# Exercise objective
Which lines of the records contain the word "value"? Copy each one.
──────────
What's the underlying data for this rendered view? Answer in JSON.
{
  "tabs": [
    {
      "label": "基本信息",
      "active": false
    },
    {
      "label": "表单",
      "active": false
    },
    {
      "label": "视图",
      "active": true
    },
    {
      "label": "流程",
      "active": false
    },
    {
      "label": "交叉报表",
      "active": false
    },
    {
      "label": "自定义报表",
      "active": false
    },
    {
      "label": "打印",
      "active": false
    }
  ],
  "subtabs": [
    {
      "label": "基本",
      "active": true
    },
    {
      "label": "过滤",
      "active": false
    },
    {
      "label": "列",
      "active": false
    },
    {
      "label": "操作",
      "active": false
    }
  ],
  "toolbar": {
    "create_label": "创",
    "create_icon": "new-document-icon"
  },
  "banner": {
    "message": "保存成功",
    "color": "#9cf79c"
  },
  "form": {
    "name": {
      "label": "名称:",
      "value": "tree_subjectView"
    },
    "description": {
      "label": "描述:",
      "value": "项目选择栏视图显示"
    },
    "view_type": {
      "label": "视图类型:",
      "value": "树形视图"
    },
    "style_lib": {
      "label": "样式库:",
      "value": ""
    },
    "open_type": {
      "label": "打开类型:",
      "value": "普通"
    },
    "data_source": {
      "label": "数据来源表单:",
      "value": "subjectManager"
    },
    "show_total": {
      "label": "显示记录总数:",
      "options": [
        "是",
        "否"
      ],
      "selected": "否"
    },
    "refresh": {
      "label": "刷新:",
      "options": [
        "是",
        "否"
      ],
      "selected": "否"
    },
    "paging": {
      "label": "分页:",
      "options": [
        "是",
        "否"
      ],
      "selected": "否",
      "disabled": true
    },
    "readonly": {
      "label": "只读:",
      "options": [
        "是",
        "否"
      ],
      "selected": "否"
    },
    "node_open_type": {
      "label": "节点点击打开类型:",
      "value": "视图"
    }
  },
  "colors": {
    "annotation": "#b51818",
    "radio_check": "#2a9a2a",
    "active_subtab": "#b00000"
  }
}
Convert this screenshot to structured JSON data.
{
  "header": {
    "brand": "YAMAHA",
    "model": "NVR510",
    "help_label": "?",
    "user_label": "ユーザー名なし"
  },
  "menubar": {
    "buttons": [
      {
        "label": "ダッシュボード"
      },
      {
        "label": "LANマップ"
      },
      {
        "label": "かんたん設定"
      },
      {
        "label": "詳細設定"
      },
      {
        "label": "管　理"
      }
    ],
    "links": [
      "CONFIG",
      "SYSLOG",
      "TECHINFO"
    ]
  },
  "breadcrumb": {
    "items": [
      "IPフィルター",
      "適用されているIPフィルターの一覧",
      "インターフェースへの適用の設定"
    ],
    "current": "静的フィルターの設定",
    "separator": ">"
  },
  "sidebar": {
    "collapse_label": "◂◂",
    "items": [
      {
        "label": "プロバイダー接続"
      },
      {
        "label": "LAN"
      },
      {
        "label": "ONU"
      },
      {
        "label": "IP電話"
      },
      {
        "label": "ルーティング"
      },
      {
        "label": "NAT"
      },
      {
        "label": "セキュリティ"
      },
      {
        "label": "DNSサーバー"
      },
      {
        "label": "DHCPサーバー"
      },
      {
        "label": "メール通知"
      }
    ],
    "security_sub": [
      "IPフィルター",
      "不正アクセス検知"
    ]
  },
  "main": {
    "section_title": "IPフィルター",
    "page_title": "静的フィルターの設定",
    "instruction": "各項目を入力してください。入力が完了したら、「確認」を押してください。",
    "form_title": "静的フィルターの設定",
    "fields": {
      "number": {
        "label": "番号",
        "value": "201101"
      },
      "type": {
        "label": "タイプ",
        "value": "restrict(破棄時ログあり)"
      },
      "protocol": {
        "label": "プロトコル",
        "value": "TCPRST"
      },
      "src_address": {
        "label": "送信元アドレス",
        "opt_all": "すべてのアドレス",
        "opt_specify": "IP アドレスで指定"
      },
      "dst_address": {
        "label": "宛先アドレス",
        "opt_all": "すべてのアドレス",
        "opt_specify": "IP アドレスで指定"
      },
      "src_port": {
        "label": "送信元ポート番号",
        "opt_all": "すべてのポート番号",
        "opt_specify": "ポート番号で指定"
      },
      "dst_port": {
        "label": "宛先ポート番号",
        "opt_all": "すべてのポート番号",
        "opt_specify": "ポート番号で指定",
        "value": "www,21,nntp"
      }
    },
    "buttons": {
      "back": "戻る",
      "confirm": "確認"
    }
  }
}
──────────
# Answer section
      "value": "tree_subjectView"
      "value": "项目选择栏视图显示"
      "value": "树形视图"
      "value": ""
      "value": "普通"
      "value": "subjectManager"
      "value": "视图"
        "value": "201101"
        "value": "restrict(破棄時ログあり)"
        "value": "TCPRST"
        "value": "www,21,nntp"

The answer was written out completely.